Child Injury

By Vanessa Rasmussen, © 2004, All rights reserved.

Injuries are the number one cause of death for children and adolescents ages 1 to 21. Nearly 362,000 children annually are treated in emergency departments throughout the United States with bicycling injuries and one-third of the visits are head injuries. There are important steps for parents, pediatricians, and communities to take to keep injuries from happening. When an injury does occur, quick action to give appropriate first aid can reduce the consequences of the injury.

When children begin crawling, or eating table foods, parents must be aware of the dangers and risks of choking. Young children often choke on food as well as small household items. You can help ensure a safe environment by keeping those items away from infants and young children. In addition to creating a safe environment for your child, it is important to learn basic life support skills such as CPR and first aid.

Almost all children bump their heads every now and then. While these injuries can be upsetting, most head injuries are minor and do not cause serious problems. For anything more than a light bump on the head or if your child loses consciousness, you should call your pediatrician.

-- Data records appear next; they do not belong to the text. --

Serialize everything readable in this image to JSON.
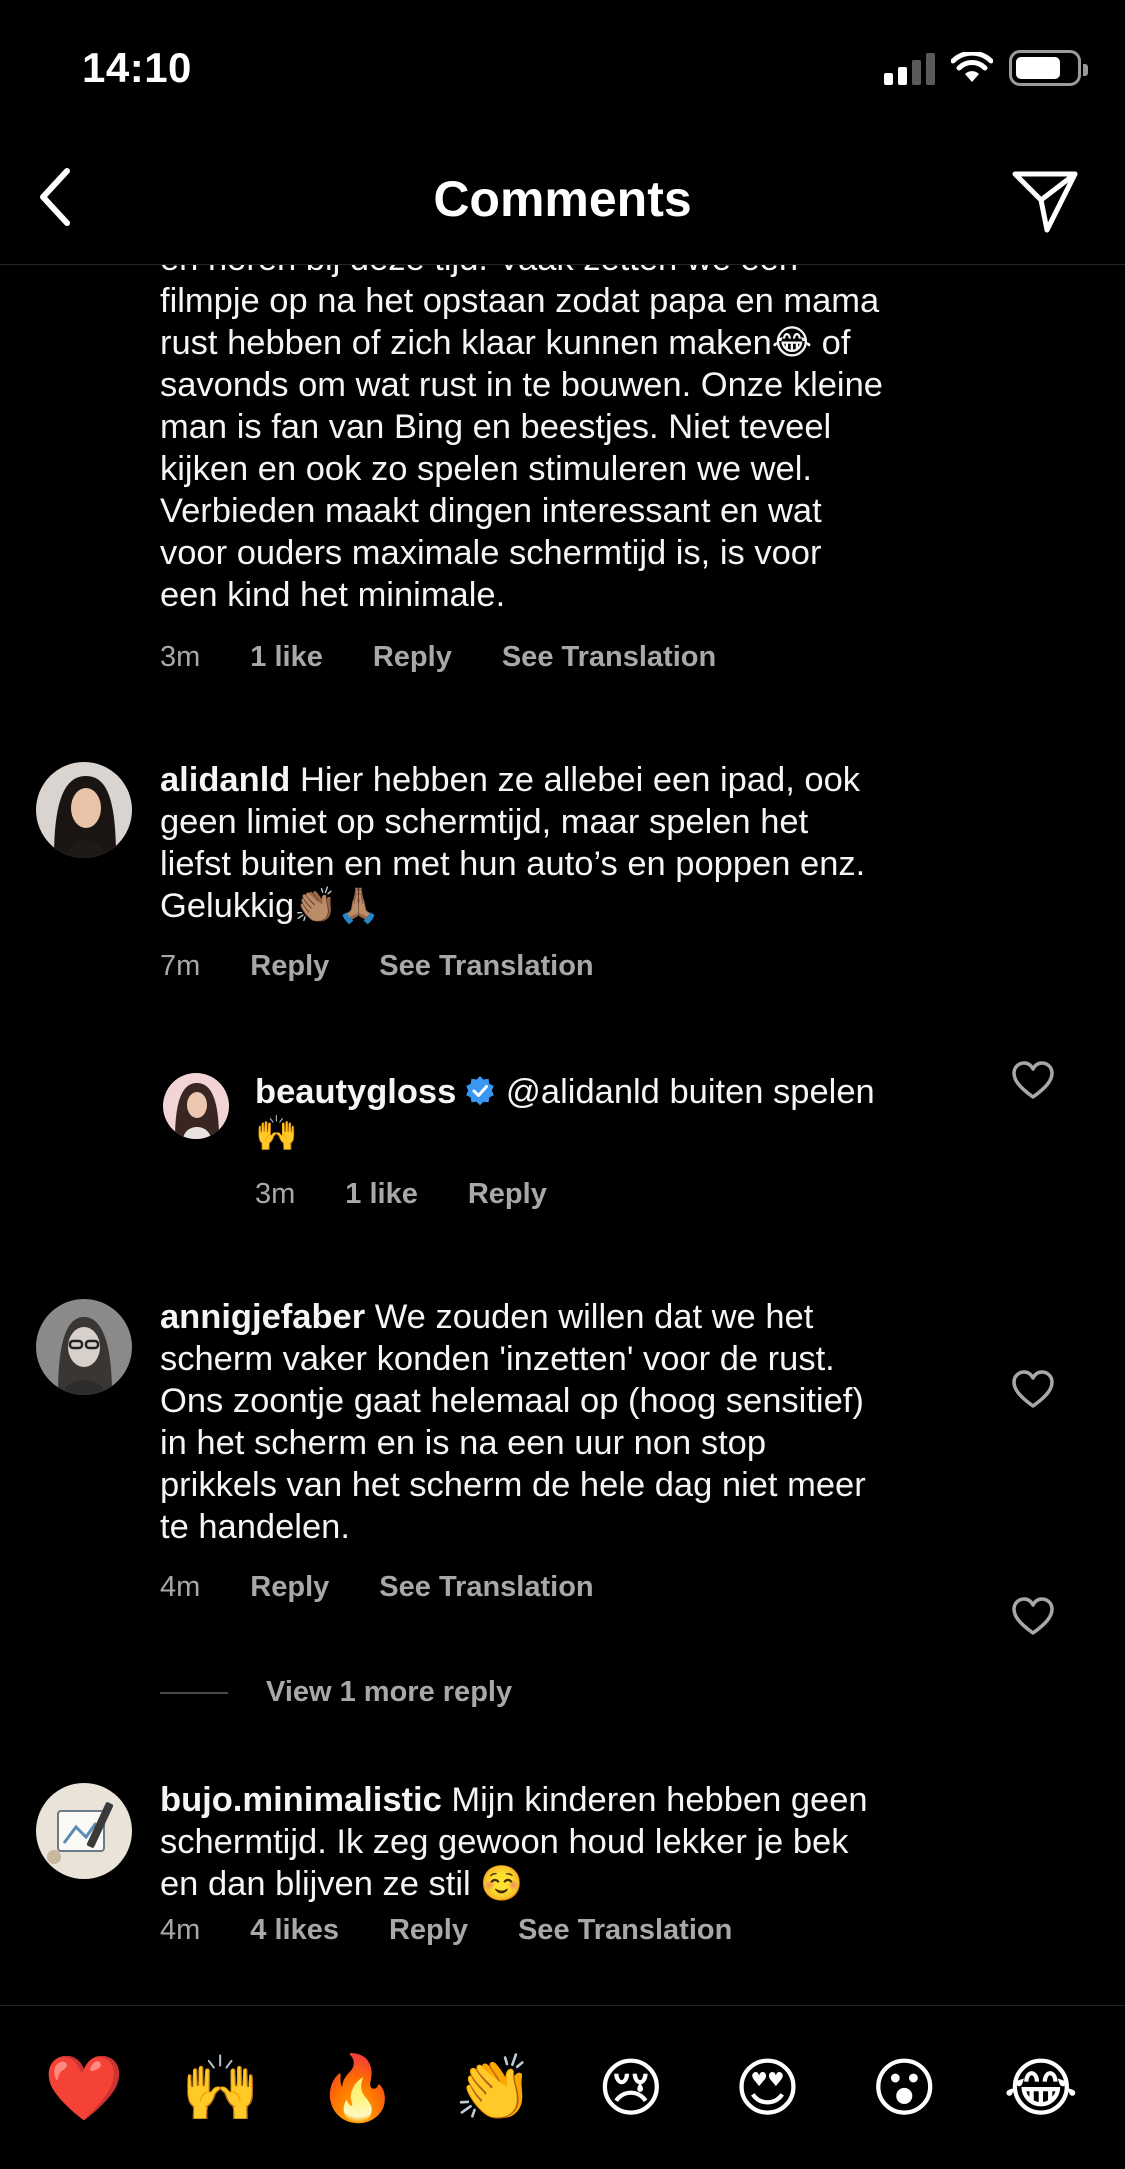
{
  "status_bar": {
    "time": "14:10"
  },
  "header": {
    "title": "Comments"
  },
  "comments": [
    {
      "lines": [
        "en horen bij deze tijd. Vaak zetten we een",
        "filmpje op na het opstaan zodat papa en mama",
        "rust hebben of zich klaar kunnen maken😂 of",
        "savonds om wat rust in te bouwen. Onze kleine",
        "man is fan van Bing en beestjes. Niet teveel",
        "kijken en ook zo spelen stimuleren we wel.",
        "Verbieden maakt dingen interessant en wat",
        "voor ouders maximale schermtijd is, is voor",
        "een kind het minimale."
      ],
      "time": "3m",
      "likes": "1 like",
      "reply": "Reply",
      "translate": "See Translation"
    },
    {
      "username": "alidanld",
      "text_first": "Hier hebben ze allebei een ipad, ook",
      "lines": [
        "geen limiet op schermtijd, maar spelen het",
        "liefst buiten en met hun auto’s en poppen enz.",
        "Gelukkig👏🏽🙏🏽"
      ],
      "time": "7m",
      "reply": "Reply",
      "translate": "See Translation"
    },
    {
      "username": "beautygloss",
      "text_first": "@alidanld buiten spelen",
      "lines": [
        "🙌"
      ],
      "time": "3m",
      "likes": "1 like",
      "reply": "Reply"
    },
    {
      "username": "annigjefaber",
      "text_first": "We zouden willen dat we het",
      "lines": [
        "scherm vaker konden 'inzetten' voor de rust.",
        "Ons zoontje gaat helemaal op (hoog sensitief)",
        "in het scherm en is na een uur non stop",
        "prikkels van het scherm de hele dag niet meer",
        "te handelen."
      ],
      "time": "4m",
      "reply": "Reply",
      "translate": "See Translation",
      "view_more": "View 1 more reply"
    },
    {
      "username": "bujo.minimalistic",
      "text_first": "Mijn kinderen hebben geen",
      "lines": [
        "schermtijd. Ik zeg gewoon houd lekker je bek",
        "en dan blijven ze stil ☺️"
      ],
      "time": "4m",
      "likes": "4 likes",
      "reply": "Reply",
      "translate": "See Translation"
    }
  ],
  "emoji_bar": [
    "❤️",
    "🙌",
    "🔥",
    "👏",
    "😢",
    "😍",
    "😮",
    "😂"
  ],
  "colors": {
    "background": "#000000",
    "text": "#f5f5f5",
    "secondary": "#a8a8a8",
    "verified": "#3897f0"
  },
  "icons": [
    "back-chevron-icon",
    "send-icon",
    "heart-icon",
    "verified-badge-icon",
    "signal-icon",
    "wifi-icon",
    "battery-icon"
  ]
}
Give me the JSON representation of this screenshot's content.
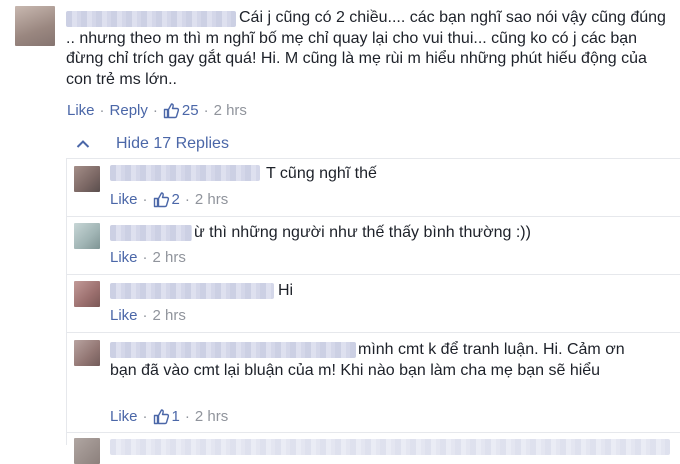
{
  "top_comment": {
    "text": "Cái j cũng có 2 chiều.... các bạn nghĩ sao nói vậy cũng đúng .. nhưng theo m thì m nghĩ bố mẹ chỉ quay lại cho vui thui... cũng ko có j các bạn đừng chỉ trích gay gắt quá! Hi. M cũng là mẹ rùi m hiểu những phút hiếu động của con trẻ ms lớn..",
    "like_label": "Like",
    "reply_label": "Reply",
    "likes": "25",
    "time": "2 hrs"
  },
  "replies_toggle": "Hide 17 Replies",
  "replies": [
    {
      "text": "T cũng nghĩ thế",
      "like_label": "Like",
      "likes": "2",
      "time": "2 hrs"
    },
    {
      "text": "ừ thì những người như thế thấy bình thường :))",
      "like_label": "Like",
      "time": "2 hrs"
    },
    {
      "text": "Hi",
      "like_label": "Like",
      "time": "2 hrs"
    },
    {
      "text": "mình cmt k để tranh luận. Hi. Cảm ơn bạn đã vào cmt lại bluận của m! Khi nào bạn làm cha mẹ bạn sẽ hiểu",
      "like_label": "Like",
      "likes": "1",
      "time": "2 hrs"
    }
  ]
}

Another common injury in children is burns. Remember to call your pediatrician if your child suffers anything more than a minor burn. All electrical burns and any burn on the hand, foot, face or genitals should receive medical attention right away. Until help arrives, cool the burnt area with cool running water (for 1st and 2nd degree burns) or with a wet sterile dressing (for 3rd degree burns). Never use ice on burns or rub the area. Remove the burned clothing so that it does not get stuck to the skin. After the burn has cooled, apply a clean, dry gauze pad to the burned area. Do not break any blisters. This could allow germs into the wound. Keep the person's body temperature normal. Cover unburned areas with a dry blanket.

If a severe injury is threatening a child’s health or might cause permanent harm, he/she needs immediate medical treatment.

Many emergencies involve sudden injuries. These injuries often are caused by the following:

  • Bicycle or car crashes
  • Falls
  • Burns or smoke inhalation
  • Choking
  • Near drowning
  • Firearms or other weapons
  • Electric shocks
  • Poisoning

You must call your local Poison Center at once if your child has swallowed a suspected poison or another person's medication, even if your child has no signs or symptoms.

Copyright 2001, 2004. All rights reserved. Any reproduction of this article in whole or in part without written or verbal permission is strictly prohibited. For information about reprinting this article, contact the copyright owner: Vanessa Rasmussen, Ph.D, Starting a Day Care Center,